[Stored data entries]
--

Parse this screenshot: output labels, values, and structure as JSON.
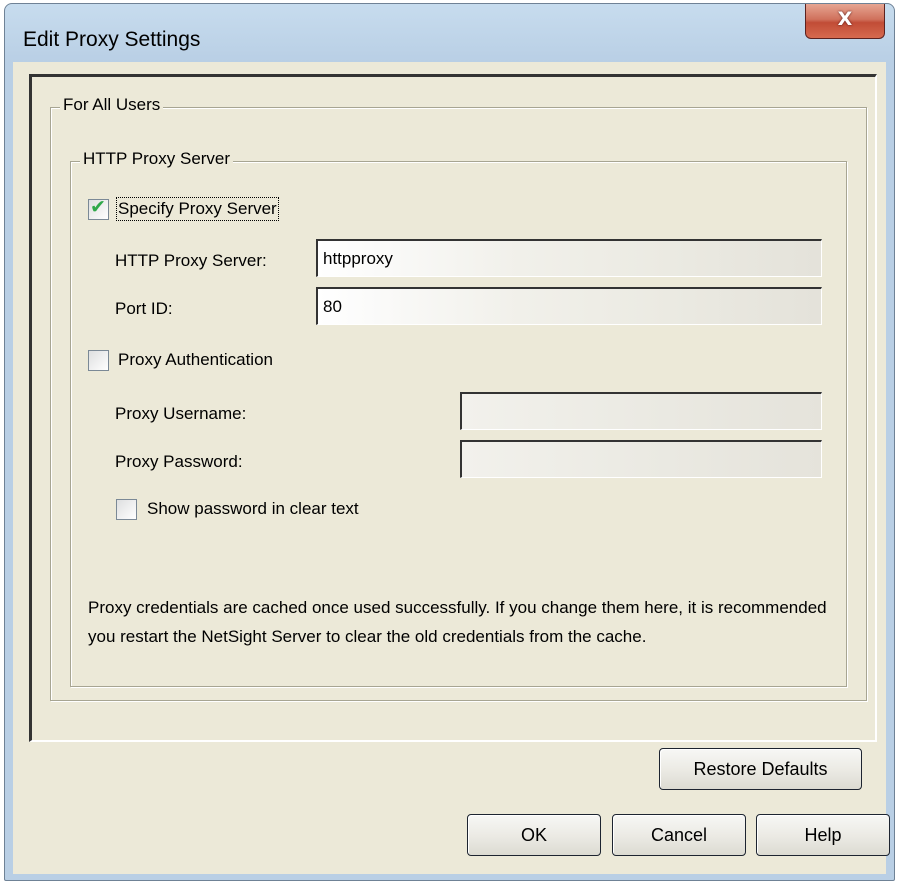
{
  "window": {
    "title": "Edit Proxy Settings",
    "close_glyph": "X"
  },
  "groups": {
    "all_users_title": "For All Users",
    "http_proxy_title": "HTTP Proxy Server"
  },
  "proxy": {
    "specify_label": "Specify Proxy Server",
    "specify_checked": true,
    "server_label": "HTTP Proxy Server:",
    "server_value": "httpproxy",
    "port_label": "Port ID:",
    "port_value": "80"
  },
  "auth": {
    "label": "Proxy Authentication",
    "checked": false,
    "username_label": "Proxy Username:",
    "username_value": "",
    "password_label": "Proxy Password:",
    "password_value": "",
    "show_password_label": "Show password in clear text",
    "show_password_checked": false
  },
  "note": "Proxy credentials are cached once used successfully. If you change them here, it is recommended you restart the NetSight Server to clear the old credentials from the cache.",
  "buttons": {
    "restore_defaults": "Restore Defaults",
    "ok": "OK",
    "cancel": "Cancel",
    "help": "Help"
  },
  "icons": {
    "check": "check-icon",
    "close": "close-icon"
  },
  "colors": {
    "dialog_background": "#ece9d8",
    "title_bar": "#b9cfe5",
    "close_button": "#c14c36",
    "check_mark": "#2fa84a"
  }
}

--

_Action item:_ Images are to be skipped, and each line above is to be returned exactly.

_Response area:_
Parse this screenshot: output labels, values, and structure as JSON.
{
  "window": {
    "title": "Edit Proxy Settings",
    "close_glyph": "X"
  },
  "groups": {
    "all_users_title": "For All Users",
    "http_proxy_title": "HTTP Proxy Server"
  },
  "proxy": {
    "specify_label": "Specify Proxy Server",
    "specify_checked": true,
    "server_label": "HTTP Proxy Server:",
    "server_value": "httpproxy",
    "port_label": "Port ID:",
    "port_value": "80"
  },
  "auth": {
    "label": "Proxy Authentication",
    "checked": false,
    "username_label": "Proxy Username:",
    "username_value": "",
    "password_label": "Proxy Password:",
    "password_value": "",
    "show_password_label": "Show password in clear text",
    "show_password_checked": false
  },
  "note": "Proxy credentials are cached once used successfully. If you change them here, it is recommended you restart the NetSight Server to clear the old credentials from the cache.",
  "buttons": {
    "restore_defaults": "Restore Defaults",
    "ok": "OK",
    "cancel": "Cancel",
    "help": "Help"
  },
  "icons": {
    "check": "check-icon",
    "close": "close-icon"
  },
  "colors": {
    "dialog_background": "#ece9d8",
    "title_bar": "#b9cfe5",
    "close_button": "#c14c36",
    "check_mark": "#2fa84a"
  }
}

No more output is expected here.